Workforce Redesign

Find out what workforce redesign is and how it can support you to develop and retain your existing workforce.

16 November 2021

Workforce redesign is about seeking new ways of working for your existing staff to develop their current skills and gain support in building resilience and confidence; meeting the needs of new organisational systems and processes to improve patient care.

It is important that when changes occur staff feel supported and are engaged in the process of your organisational transformation, which is where workforce redesign can be used to help your existing workforce adapt.

Examples of workforce redesign

  • Designing new roles for current staff based on their skill sets.
  • Introducing brand new roles to tackle workforce challenges such as staff shortages.
  • Developing new programmes and models to allow staff to work in other areas of expertise.
  • Increasing opportunities for current staff to broaden skills such as through apprenticeships.

Benefits of workforce redesign

Implementing workforce redesign effectively and making sure staff are part of the process can create significant benefits for staff, teams, patients and the organisation as a whole. These benefits include:

  • enhanced patient care and experience
  • improvements in staff retention
  • increase in recruitment
  • increased staff motivation and recognition, as staff feel part of the transformation
  • increased trust and efficient working within teams
  • empowered, more confident and skilled staff
  • increased staff satisfaction and morale, through development opportunities
  • increase in effective system working for organisations


We have compiled some resources below to support you in planning and executing new ideas for your workforce redesign.

  • The Roles Explorer (login required), hosted on the Future NHS platform is a collection of resources to support the planning and delivering of workforce redesign to introduce new roles, or innovative adaptations to existing roles already being deployed within a service or system. It provides information on the capabilities, training requirements and career frameworks for different roles, enabling workforce planners to choose the best fit for their service model. It also contains best practice planning methods and case studies which illustrate how roles are being deployed across different system priorities.
  • Health Education England’s multidisciplinary team (MDT) toolkit provides a comprehensive guide on building and developing effective multidisciplinary teams across a broad range of professional groups and system structures. It is designed to be relevant in any setting, to any objective and to progress a ‘one workforce’ approach.
  • Skills for Care’s principles of workforce redesign can help organisations who are undergoing any form of organisational restructure or transformation to set out the key things that need to be taken into account when changing the way your staff work, to ensure they play a role in change.  
  • The Supporting integration through new roles and working across boundaries report, commissioned by NHS Employers and the Local Government Association, looks at evidence on new roles and ways of bridging organisational workforce boundaries to deliver integrated health and social care.

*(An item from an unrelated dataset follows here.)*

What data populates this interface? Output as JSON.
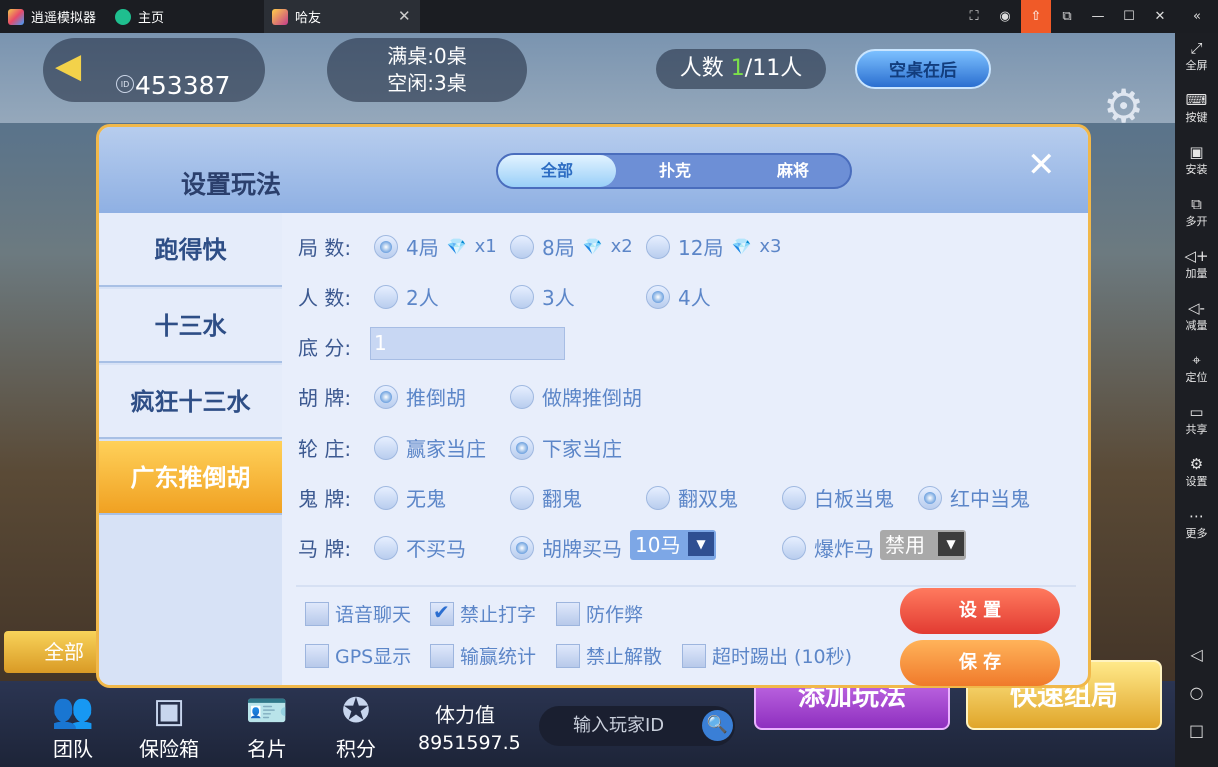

Examples of good practice

  • London Ambulance Service (LAS) has developed its own first response initiative using the Mental Health Joint Response Car (MHJRC), which ensures patients with mental health conditions receive specialist care at the right time.

    The initiative has helped the trust to manage the number of unnecessary mental health related admissions to emergency departments, where teams have previously been unsure of the right care callers have needed.

    Read the full case study.

  • North Tees and Hartlepool NHS Foundation Trust identified a gap in their workforce and developed a band 2 Team Support Worker role that created a new pathway into NHS careers and helped reduce the pressures on staff during the pandemic.

    Read the full case study.

  • Antony Eneas, professional education lead, and Jill Pallister, professional education manager at Portsmouth Hospitals University NHS Trust decided to introduce a new band 3 role - the learning pastoral support worker - to be a point of contact for new healthcare support workers.

    Read the full case study here.

  • The NHS is exploring new ways of developing the skills of existing staff in order to meet the ever-changing needs of the service and to improve patient care.

    Watch our workforce redesign webinar, where Derbyshire Community Health Services NHS Foundation Trust, London Ambulance Service NHS Trust, and North Tees and Hartlepool NHS Foundation Trust share good practice, discuss the topic of workforce redesign, and explain how they are doing things differently.